Once your initial screening assessment is done, you are ready for your face-to-face interview with your candidate. What should you be looking for? First things first, observe their stance and body language when they are talking to you, as well as others in your office. Initial face-to-face interviews are stressful, so how does the candidate come across? Anxious? Stressed? Calm and friendly? Completely in control? There isn’t an assessment that measures “cool under pressure” but that first interview is a pretty good test. What about thinking on their feet? Throw in some difficult questions to see if they can think quickly and then calmly respond, or if they get flustered.

When you meet with your candidate, ask them not just about their professional life, but a little about their personal life. What are their interests or hobbies outside of work? Do they like to write? You may have a future company blogger or newsletter writer. Photography? They might be interested in taking pictures for clients or campaigns. Do they love to read and do research? They might enjoy finding a subject and becoming the expert on it. Once they have started with the company, conduct an Individualized Management Questionnaire to dig a little deeper into those hidden talents. Find out what their passions are, and how those can be incorporated in their daily job.

A fun activity is to have each of your salespeople “interviewed” in a "Focus on…" series for your staff meetings or newsletters.

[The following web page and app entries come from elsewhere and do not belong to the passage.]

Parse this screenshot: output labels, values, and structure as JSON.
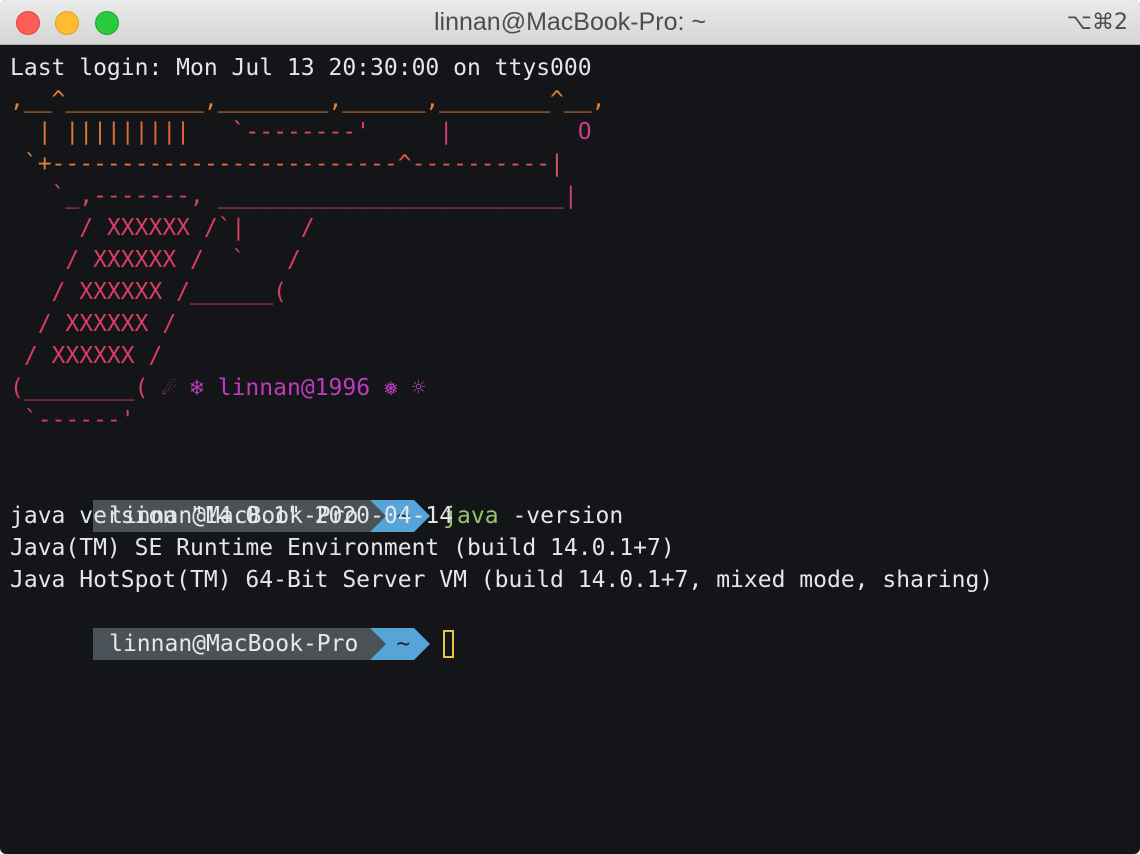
{
  "window": {
    "title": "linnan@MacBook-Pro: ~",
    "shortcut": "⌥⌘2"
  },
  "terminal": {
    "last_login": "Last login: Mon Jul 13 20:30:00 on ttys000",
    "art": [
      ",__^__________,________,______,________^__,",
      "  | |||||||||   `--------'     |         O",
      " `+-------------------------^----------|",
      "   `_,-------, _________________________|",
      "     / XXXXXX /`|    /",
      "    / XXXXXX /  `   /",
      "   / XXXXXX /______(",
      "  / XXXXXX /",
      " / XXXXXX /",
      "(________(",
      " `------'"
    ],
    "signature": "☄ ❄ linnan@1996 ❅ ☼",
    "prompt_user": "linnan@MacBook-Pro",
    "prompt_dir": "~",
    "command_name": "java",
    "command_args": " -version",
    "output": [
      "java version \"14.0.1\" 2020-04-14",
      "Java(TM) SE Runtime Environment (build 14.0.1+7)",
      "Java HotSpot(TM) 64-Bit Server VM (build 14.0.1+7, mixed mode, sharing)"
    ]
  },
  "colors": {
    "background": "#141518",
    "art_orange": "#e4812f",
    "art_pink": "#dc3c62",
    "art_purple": "#be3cbe",
    "prompt_user_bg": "#4a5258",
    "prompt_dir_bg": "#57a5d8",
    "command_green": "#98c36b",
    "cursor": "#e7c547"
  }
}
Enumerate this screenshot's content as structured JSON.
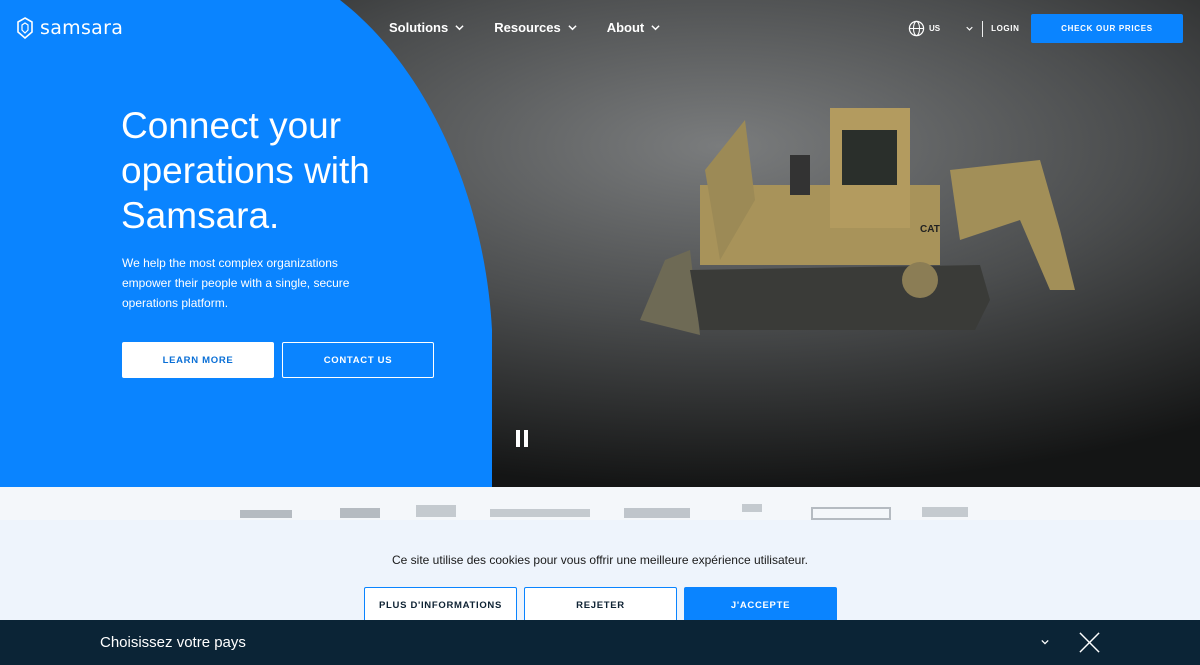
{
  "brand": {
    "name": "samsara"
  },
  "nav": {
    "items": [
      {
        "label": "Solutions"
      },
      {
        "label": "Resources"
      },
      {
        "label": "About"
      }
    ],
    "locale": "US",
    "login": "LOGIN",
    "cta": "CHECK OUR PRICES"
  },
  "hero": {
    "title": "Connect your operations with Samsara.",
    "subtitle": "We help the most complex organizations empower their people with a single, secure operations platform.",
    "primary_button": "LEARN MORE",
    "secondary_button": "CONTACT US"
  },
  "cookie_banner": {
    "text": "Ce site utilise des cookies pour vous offrir une meilleure expérience utilisateur.",
    "more_info": "PLUS D'INFORMATIONS",
    "reject": "REJETER",
    "accept": "J'ACCEPTE"
  },
  "country_bar": {
    "title": "Choisissez votre pays"
  },
  "colors": {
    "accent": "#0a84ff",
    "dark_bar": "#0b2436"
  }
}
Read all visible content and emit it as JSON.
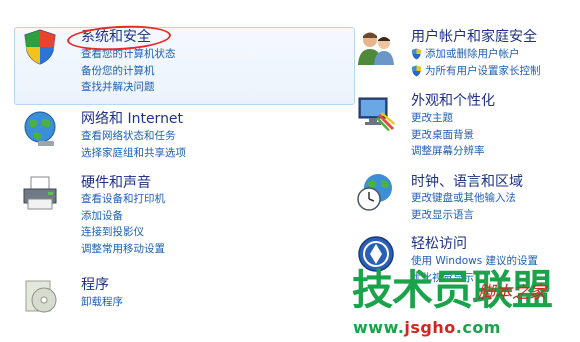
{
  "categories": [
    {
      "title": "系统和安全",
      "links": [
        "查看您的计算机状态",
        "备份您的计算机",
        "查找并解决问题"
      ]
    },
    {
      "title": "网络和 Internet",
      "links": [
        "查看网络状态和任务",
        "选择家庭组和共享选项"
      ]
    },
    {
      "title": "硬件和声音",
      "links": [
        "查看设备和打印机",
        "添加设备",
        "连接到投影仪",
        "调整常用移动设置"
      ]
    },
    {
      "title": "程序",
      "links": [
        "卸载程序"
      ]
    },
    {
      "title": "用户帐户和家庭安全",
      "links": [
        "添加或删除用户帐户",
        "为所有用户设置家长控制"
      ]
    },
    {
      "title": "外观和个性化",
      "links": [
        "更改主题",
        "更改桌面背景",
        "调整屏幕分辨率"
      ]
    },
    {
      "title": "时钟、语言和区域",
      "links": [
        "更改键盘或其他输入法",
        "更改显示语言"
      ]
    },
    {
      "title": "轻松访问",
      "links": [
        "使用 Windows 建议的设置",
        "优化视觉显示"
      ]
    }
  ],
  "watermark": {
    "main": "技术员联盟",
    "sub": "脚本之家",
    "url_prefix": "www.",
    "url_host": "jsgho",
    "url_suffix": ".com"
  },
  "colors": {
    "title": "#1e3287",
    "link": "#1e5fb4",
    "highlight_border": "#e52a2a",
    "watermark_green": "#1aa34a",
    "watermark_red": "#d2261f"
  }
}
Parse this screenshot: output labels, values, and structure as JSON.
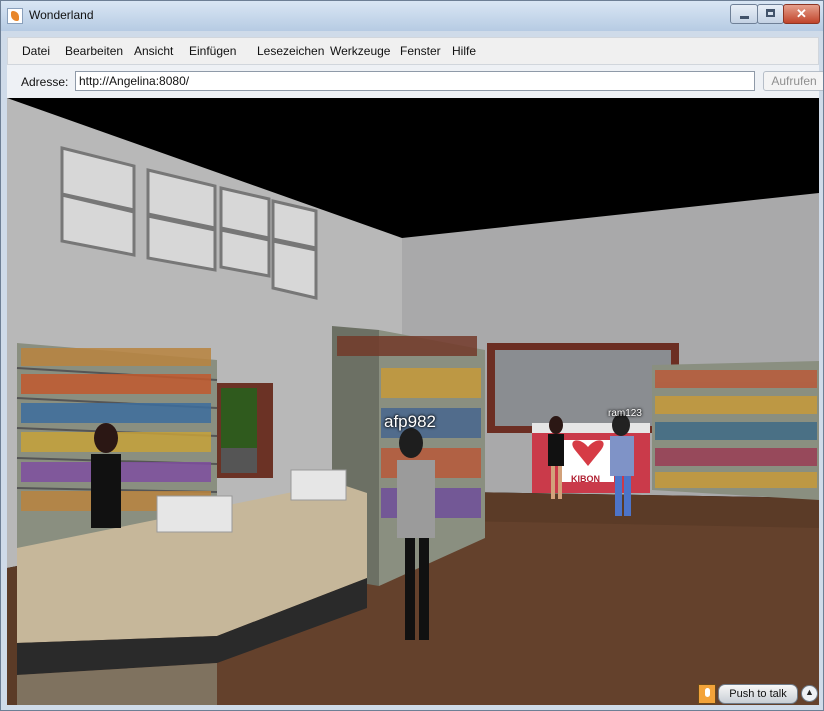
{
  "window": {
    "title": "Wonderland"
  },
  "menu": [
    "Datei",
    "Bearbeiten",
    "Ansicht",
    "Einfügen",
    "Lesezeichen",
    "Werkzeuge",
    "Fenster",
    "Hilfe"
  ],
  "address": {
    "label": "Adresse:",
    "value": "http://Angelina:8080/",
    "button": "Aufrufen"
  },
  "scene": {
    "avatars": [
      {
        "name": "afp982"
      },
      {
        "name": "ram123"
      }
    ],
    "sign_text": "KIBON"
  },
  "voice": {
    "push_to_talk": "Push to talk"
  }
}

This is a fun way to find out interesting things about people on your staff, but also to uncover some hidden talents. You may not have known for instance that someone on yours staff collects and works on classic cars. Are they your go-to for calling on auto dealers? And what about the foodies on your team? Are they first on your list when a new restaurant opens? Any hobbies or interests your team has can translate to sales if the right people call on the right accounts.

Find out what your salespeople are passionate about, what really gets them excited and use those interests to help them excel in their sales.

Talent is only a strength when the fit is right.

Topics: sales management Talent